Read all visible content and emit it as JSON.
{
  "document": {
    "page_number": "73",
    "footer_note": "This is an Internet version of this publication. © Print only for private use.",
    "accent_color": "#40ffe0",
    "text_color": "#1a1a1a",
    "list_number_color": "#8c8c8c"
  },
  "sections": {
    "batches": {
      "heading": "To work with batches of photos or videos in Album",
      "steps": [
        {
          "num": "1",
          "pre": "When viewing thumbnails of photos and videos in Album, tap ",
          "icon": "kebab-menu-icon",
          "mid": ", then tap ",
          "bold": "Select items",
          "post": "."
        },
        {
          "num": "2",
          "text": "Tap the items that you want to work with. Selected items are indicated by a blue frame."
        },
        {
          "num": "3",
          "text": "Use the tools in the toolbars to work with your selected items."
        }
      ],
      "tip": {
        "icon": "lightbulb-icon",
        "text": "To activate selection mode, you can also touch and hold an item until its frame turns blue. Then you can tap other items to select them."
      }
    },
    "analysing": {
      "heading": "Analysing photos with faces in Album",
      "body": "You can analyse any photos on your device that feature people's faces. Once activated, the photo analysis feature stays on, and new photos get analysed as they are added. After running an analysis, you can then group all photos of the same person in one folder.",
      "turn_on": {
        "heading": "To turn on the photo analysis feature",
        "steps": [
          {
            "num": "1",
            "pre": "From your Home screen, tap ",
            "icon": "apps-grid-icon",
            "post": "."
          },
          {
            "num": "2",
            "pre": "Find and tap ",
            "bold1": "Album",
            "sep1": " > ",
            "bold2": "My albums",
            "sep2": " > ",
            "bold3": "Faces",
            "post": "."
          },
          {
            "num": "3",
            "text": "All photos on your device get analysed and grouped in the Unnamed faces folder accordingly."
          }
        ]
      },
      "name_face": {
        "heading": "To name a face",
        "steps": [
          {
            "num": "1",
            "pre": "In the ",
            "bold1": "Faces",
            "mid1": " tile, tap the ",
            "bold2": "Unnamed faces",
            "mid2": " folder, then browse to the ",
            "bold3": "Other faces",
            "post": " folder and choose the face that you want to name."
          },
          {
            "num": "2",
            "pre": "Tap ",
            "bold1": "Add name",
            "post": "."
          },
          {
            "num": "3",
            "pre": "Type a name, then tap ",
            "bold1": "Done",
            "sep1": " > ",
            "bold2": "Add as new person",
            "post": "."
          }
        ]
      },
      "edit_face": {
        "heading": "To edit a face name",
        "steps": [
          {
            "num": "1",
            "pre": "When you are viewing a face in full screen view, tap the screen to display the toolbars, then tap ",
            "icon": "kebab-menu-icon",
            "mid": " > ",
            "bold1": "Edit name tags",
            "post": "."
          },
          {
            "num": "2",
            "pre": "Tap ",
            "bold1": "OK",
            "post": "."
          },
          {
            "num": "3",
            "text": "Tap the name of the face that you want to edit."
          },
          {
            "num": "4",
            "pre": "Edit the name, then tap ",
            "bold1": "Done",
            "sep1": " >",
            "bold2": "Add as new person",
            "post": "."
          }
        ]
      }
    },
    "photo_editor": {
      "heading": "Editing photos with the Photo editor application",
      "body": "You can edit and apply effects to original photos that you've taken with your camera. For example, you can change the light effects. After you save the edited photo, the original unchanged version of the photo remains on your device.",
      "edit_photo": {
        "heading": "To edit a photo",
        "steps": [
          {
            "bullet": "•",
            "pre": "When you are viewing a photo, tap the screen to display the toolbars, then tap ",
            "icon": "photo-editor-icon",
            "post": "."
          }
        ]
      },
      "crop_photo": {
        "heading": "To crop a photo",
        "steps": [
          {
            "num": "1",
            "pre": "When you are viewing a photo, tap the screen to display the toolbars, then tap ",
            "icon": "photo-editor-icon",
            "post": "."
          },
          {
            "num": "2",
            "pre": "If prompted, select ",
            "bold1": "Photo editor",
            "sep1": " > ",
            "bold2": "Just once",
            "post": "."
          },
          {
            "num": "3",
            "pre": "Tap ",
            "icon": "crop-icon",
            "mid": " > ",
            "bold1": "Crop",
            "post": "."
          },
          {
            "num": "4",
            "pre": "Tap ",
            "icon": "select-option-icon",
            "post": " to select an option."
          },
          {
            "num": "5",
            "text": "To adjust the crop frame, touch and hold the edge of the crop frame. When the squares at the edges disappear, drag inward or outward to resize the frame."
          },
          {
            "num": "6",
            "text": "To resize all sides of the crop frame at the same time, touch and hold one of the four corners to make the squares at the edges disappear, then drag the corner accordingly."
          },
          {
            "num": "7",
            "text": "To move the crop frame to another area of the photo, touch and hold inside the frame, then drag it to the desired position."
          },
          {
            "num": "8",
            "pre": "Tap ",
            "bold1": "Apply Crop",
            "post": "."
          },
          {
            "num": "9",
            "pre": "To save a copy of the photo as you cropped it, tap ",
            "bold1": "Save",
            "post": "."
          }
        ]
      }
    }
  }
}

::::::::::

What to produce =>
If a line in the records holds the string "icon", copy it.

Task answer =>
          "icon": "kebab-menu-icon",
        "icon": "lightbulb-icon",
            "icon": "apps-grid-icon",
            "icon": "kebab-menu-icon",
            "icon": "photo-editor-icon",
            "icon": "photo-editor-icon",
            "icon": "crop-icon",
            "icon": "select-option-icon",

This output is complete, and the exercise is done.